‘Do you think they even know?’ Fenn whispered.

‘That’s some high-end tech they’ve got there. They either know exactly what going on or its blocking everything out.’ Ter took Fenn’s hand in xyr’s. The door next to them was heaved open with grating slide. Through it floated Professor Zanflip.

‘Oh my goodness Professor. What is going on?’

‘Ms. Fenn is that you? Ah yes and erm…sorry. Oh my goodness.’ He floated close to to Ter’s face studying it over his perched glasses.

‘Ter, Professor.’

‘Ah yes Ter – you are a Sonva no?’

‘Yes Professor.’

The Professor gripped Ter’s shoulders. ‘And what can you feel?’

‘Professor,’ Fenn said, floating away slightly. ‘What are doing?’

‘What can you feel?’ He shook Ter a little.

‘Fenn I’m sorry – we keep it hidden the Sonva… People they don’t like it. But I should have told you.’

‘What is it Ter?’ Fenn said. She could just see xyr face.

‘We can sort of tune into frequencies. Around others. It’s like how some life forms can see infrared or breath in water. We can tune into…Emotion I guess.

‘Right… like sympathy…Empathy?’ Fenn said.

‘Yes. But as an action. I can turn it on like a switch. Feel the mood in a room. Sonva have been hired… or enslaved, throughout history by politicians, armies…artists. To gauge reaction. To see into people. I should have told you.’

The Professor floated between them. ‘And what do you see now?’

‘Revenge.’ Ter Whispered.



They had bundled through into the main lecture hall. With the huge window, the light was a little brighter here and the benches could be made out. They looked like ridges on the back of a sleeping beast. They moored themselves to the front row and watched the planet below.

‘But what do we do now?’ Ter whispered.

‘We wait,’ the Professor said. ‘A technical fault on this scale the fringe authorities will have been alerted.’

‘We saw the humans… the vice-chancellors – they were heading somewhere.’            ‘To the escape pods I imagine. Down the lecture belt were they? One block over is their personal ships. That’s where they going.’ The Professor sighed.

‘Do you think it was them?’ Ter said.

‘Possibly. Although I doubt it – too much to lose in the Capital. Humans are against cross-species universities we know that but this… it doesn’t taste right.’

‘No, because the humans, there were more of them and then…’

From somewhere nearby there was a deafening crash. It lurched them out of their seats.

‘What the hell was that?’ Fenn reeled; she got up and smoothed her ears back.

‘It’s getting stronger,’ Ter said.

Fenn ran over to the door and peered through the window.

‘The lights have come back on – shall we go through?’

‘No. Come back here Ms. Fenn.

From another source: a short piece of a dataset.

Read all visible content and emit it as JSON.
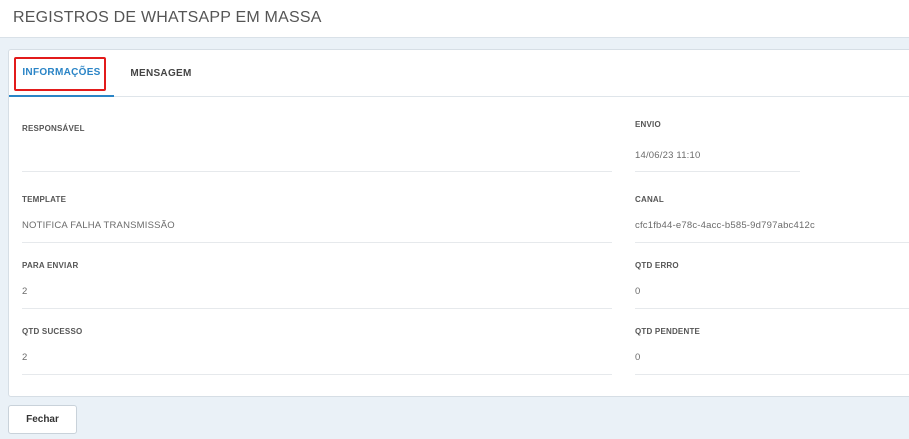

What were you saying about the humans?’

‘There were six at first in their boots… and then as they went along there were five and then four.’

‘Oh dear…’ Professor Zanflip rubbed his head with his flipper.

The door opened and a hand grabbed the frame. A human – his helmet removed revealing his pink, fleshy head emerged through, his mouth open in a silent scream. It was as if an airlock was opened and he had shot out.

‘I think you were right Ms. Fenn. And all that good work you were doing – great work. You were right. I just wish we could’ve finished.’

‘What are talking about Professor?’ Fenn said. She ran over to him. His grey face was turned down in an image of defeat.

‘It truly would have made a great essay,’ he smiled sadly.

There was a rush of noise, the lights had gone again. Through the benches smoke was emerging. It coiled and swirled until it gained weight and depth. It folded upwards and further upwards until a length of black gas filled the room. It flicked out two arms and then with a painful wretch a head. Its face formed like the collapsing of building. Two depthless eyes and a scream of a mouth. Fenn, realizing what was going on, smiled meekly at the Professor. Ter, who stared up at it, had clearly worked it out too.

‘I’m sorry. We were on your side,’ the Professor said.

‘We really were.’

‘You need a new admissions policy,’ the life form said. ‘All I wanted was to learn.’

It swept forward and lunged into the glass. With a crack it shattered and the two students and the Professor were sucked out. They watched as the space-station University of Pure Sight began to fall to the planet below.